Segment Open

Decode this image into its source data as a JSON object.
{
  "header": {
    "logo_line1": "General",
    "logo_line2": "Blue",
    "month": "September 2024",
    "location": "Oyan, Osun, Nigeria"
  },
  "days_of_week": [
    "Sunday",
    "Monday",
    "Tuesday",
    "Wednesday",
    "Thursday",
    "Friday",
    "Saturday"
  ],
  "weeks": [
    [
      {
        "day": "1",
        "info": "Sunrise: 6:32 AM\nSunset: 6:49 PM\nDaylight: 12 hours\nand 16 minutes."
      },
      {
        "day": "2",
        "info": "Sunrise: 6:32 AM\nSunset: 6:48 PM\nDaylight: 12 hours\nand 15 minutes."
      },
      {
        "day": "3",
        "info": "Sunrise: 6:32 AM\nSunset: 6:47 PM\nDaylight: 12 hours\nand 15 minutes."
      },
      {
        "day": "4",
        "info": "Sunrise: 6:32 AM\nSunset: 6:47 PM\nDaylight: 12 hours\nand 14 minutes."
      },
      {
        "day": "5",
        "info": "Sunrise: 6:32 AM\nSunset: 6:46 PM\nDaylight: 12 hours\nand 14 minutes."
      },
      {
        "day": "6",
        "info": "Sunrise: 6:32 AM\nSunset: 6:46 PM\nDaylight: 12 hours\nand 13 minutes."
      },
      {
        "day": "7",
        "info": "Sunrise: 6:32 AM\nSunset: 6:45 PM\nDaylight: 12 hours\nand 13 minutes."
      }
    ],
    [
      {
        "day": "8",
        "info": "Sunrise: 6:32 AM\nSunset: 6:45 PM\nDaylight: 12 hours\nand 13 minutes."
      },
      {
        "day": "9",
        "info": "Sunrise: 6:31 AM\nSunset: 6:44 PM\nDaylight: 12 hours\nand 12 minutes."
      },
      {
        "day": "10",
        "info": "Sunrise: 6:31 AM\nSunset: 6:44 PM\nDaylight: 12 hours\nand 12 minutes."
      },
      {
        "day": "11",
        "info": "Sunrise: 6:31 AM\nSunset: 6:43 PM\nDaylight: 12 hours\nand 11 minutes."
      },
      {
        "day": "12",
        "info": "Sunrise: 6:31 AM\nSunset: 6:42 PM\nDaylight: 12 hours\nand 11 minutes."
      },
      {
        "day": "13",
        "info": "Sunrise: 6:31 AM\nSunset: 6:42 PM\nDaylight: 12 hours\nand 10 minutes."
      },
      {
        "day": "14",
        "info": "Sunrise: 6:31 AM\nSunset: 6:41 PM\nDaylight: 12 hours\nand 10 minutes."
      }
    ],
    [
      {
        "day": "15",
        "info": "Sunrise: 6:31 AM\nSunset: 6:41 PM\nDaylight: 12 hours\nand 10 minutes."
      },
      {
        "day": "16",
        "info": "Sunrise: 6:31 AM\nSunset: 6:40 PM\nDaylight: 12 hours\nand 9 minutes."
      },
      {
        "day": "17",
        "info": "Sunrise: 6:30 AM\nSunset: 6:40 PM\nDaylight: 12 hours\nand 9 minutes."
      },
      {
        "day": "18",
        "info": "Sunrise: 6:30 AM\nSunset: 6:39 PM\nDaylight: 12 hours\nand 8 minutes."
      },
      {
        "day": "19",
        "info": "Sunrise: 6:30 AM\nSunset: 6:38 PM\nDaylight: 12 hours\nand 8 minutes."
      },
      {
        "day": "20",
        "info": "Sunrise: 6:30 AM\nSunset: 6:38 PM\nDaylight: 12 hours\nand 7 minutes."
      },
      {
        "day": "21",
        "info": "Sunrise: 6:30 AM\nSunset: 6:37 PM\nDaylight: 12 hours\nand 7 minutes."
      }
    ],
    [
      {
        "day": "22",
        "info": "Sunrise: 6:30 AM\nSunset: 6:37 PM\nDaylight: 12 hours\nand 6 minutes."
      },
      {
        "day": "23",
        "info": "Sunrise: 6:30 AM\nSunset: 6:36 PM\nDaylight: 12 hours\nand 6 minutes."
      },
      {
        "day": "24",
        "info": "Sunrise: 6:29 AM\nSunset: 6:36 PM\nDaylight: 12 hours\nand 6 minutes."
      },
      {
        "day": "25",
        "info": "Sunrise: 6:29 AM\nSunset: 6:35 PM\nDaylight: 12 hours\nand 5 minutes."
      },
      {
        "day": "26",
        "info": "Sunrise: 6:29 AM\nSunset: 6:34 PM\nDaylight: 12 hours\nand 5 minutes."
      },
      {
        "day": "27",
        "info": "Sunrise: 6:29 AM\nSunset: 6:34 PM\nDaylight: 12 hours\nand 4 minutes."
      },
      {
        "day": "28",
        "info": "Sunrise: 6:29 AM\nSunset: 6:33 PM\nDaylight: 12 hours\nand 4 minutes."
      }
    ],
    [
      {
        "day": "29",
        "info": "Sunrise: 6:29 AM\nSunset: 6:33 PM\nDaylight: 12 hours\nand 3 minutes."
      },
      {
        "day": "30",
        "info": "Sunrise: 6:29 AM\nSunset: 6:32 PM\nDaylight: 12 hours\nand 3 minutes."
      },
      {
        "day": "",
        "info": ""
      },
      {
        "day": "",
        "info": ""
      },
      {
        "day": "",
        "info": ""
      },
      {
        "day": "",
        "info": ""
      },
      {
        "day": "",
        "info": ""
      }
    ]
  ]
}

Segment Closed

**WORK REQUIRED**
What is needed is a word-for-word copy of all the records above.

**RESPONSE**
Decode this image into its source data as a JSON object.
{
  "header": {
    "logo_line1": "General",
    "logo_line2": "Blue",
    "month": "September 2024",
    "location": "Oyan, Osun, Nigeria"
  },
  "days_of_week": [
    "Sunday",
    "Monday",
    "Tuesday",
    "Wednesday",
    "Thursday",
    "Friday",
    "Saturday"
  ],
  "weeks": [
    [
      {
        "day": "1",
        "info": "Sunrise: 6:32 AM\nSunset: 6:49 PM\nDaylight: 12 hours\nand 16 minutes."
      },
      {
        "day": "2",
        "info": "Sunrise: 6:32 AM\nSunset: 6:48 PM\nDaylight: 12 hours\nand 15 minutes."
      },
      {
        "day": "3",
        "info": "Sunrise: 6:32 AM\nSunset: 6:47 PM\nDaylight: 12 hours\nand 15 minutes."
      },
      {
        "day": "4",
        "info": "Sunrise: 6:32 AM\nSunset: 6:47 PM\nDaylight: 12 hours\nand 14 minutes."
      },
      {
        "day": "5",
        "info": "Sunrise: 6:32 AM\nSunset: 6:46 PM\nDaylight: 12 hours\nand 14 minutes."
      },
      {
        "day": "6",
        "info": "Sunrise: 6:32 AM\nSunset: 6:46 PM\nDaylight: 12 hours\nand 13 minutes."
      },
      {
        "day": "7",
        "info": "Sunrise: 6:32 AM\nSunset: 6:45 PM\nDaylight: 12 hours\nand 13 minutes."
      }
    ],
    [
      {
        "day": "8",
        "info": "Sunrise: 6:32 AM\nSunset: 6:45 PM\nDaylight: 12 hours\nand 13 minutes."
      },
      {
        "day": "9",
        "info": "Sunrise: 6:31 AM\nSunset: 6:44 PM\nDaylight: 12 hours\nand 12 minutes."
      },
      {
        "day": "10",
        "info": "Sunrise: 6:31 AM\nSunset: 6:44 PM\nDaylight: 12 hours\nand 12 minutes."
      },
      {
        "day": "11",
        "info": "Sunrise: 6:31 AM\nSunset: 6:43 PM\nDaylight: 12 hours\nand 11 minutes."
      },
      {
        "day": "12",
        "info": "Sunrise: 6:31 AM\nSunset: 6:42 PM\nDaylight: 12 hours\nand 11 minutes."
      },
      {
        "day": "13",
        "info": "Sunrise: 6:31 AM\nSunset: 6:42 PM\nDaylight: 12 hours\nand 10 minutes."
      },
      {
        "day": "14",
        "info": "Sunrise: 6:31 AM\nSunset: 6:41 PM\nDaylight: 12 hours\nand 10 minutes."
      }
    ],
    [
      {
        "day": "15",
        "info": "Sunrise: 6:31 AM\nSunset: 6:41 PM\nDaylight: 12 hours\nand 10 minutes."
      },
      {
        "day": "16",
        "info": "Sunrise: 6:31 AM\nSunset: 6:40 PM\nDaylight: 12 hours\nand 9 minutes."
      },
      {
        "day": "17",
        "info": "Sunrise: 6:30 AM\nSunset: 6:40 PM\nDaylight: 12 hours\nand 9 minutes."
      },
      {
        "day": "18",
        "info": "Sunrise: 6:30 AM\nSunset: 6:39 PM\nDaylight: 12 hours\nand 8 minutes."
      },
      {
        "day": "19",
        "info": "Sunrise: 6:30 AM\nSunset: 6:38 PM\nDaylight: 12 hours\nand 8 minutes."
      },
      {
        "day": "20",
        "info": "Sunrise: 6:30 AM\nSunset: 6:38 PM\nDaylight: 12 hours\nand 7 minutes."
      },
      {
        "day": "21",
        "info": "Sunrise: 6:30 AM\nSunset: 6:37 PM\nDaylight: 12 hours\nand 7 minutes."
      }
    ],
    [
      {
        "day": "22",
        "info": "Sunrise: 6:30 AM\nSunset: 6:37 PM\nDaylight: 12 hours\nand 6 minutes."
      },
      {
        "day": "23",
        "info": "Sunrise: 6:30 AM\nSunset: 6:36 PM\nDaylight: 12 hours\nand 6 minutes."
      },
      {
        "day": "24",
        "info": "Sunrise: 6:29 AM\nSunset: 6:36 PM\nDaylight: 12 hours\nand 6 minutes."
      },
      {
        "day": "25",
        "info": "Sunrise: 6:29 AM\nSunset: 6:35 PM\nDaylight: 12 hours\nand 5 minutes."
      },
      {
        "day": "26",
        "info": "Sunrise: 6:29 AM\nSunset: 6:34 PM\nDaylight: 12 hours\nand 5 minutes."
      },
      {
        "day": "27",
        "info": "Sunrise: 6:29 AM\nSunset: 6:34 PM\nDaylight: 12 hours\nand 4 minutes."
      },
      {
        "day": "28",
        "info": "Sunrise: 6:29 AM\nSunset: 6:33 PM\nDaylight: 12 hours\nand 4 minutes."
      }
    ],
    [
      {
        "day": "29",
        "info": "Sunrise: 6:29 AM\nSunset: 6:33 PM\nDaylight: 12 hours\nand 3 minutes."
      },
      {
        "day": "30",
        "info": "Sunrise: 6:29 AM\nSunset: 6:32 PM\nDaylight: 12 hours\nand 3 minutes."
      },
      {
        "day": "",
        "info": ""
      },
      {
        "day": "",
        "info": ""
      },
      {
        "day": "",
        "info": ""
      },
      {
        "day": "",
        "info": ""
      },
      {
        "day": "",
        "info": ""
      }
    ]
  ]
}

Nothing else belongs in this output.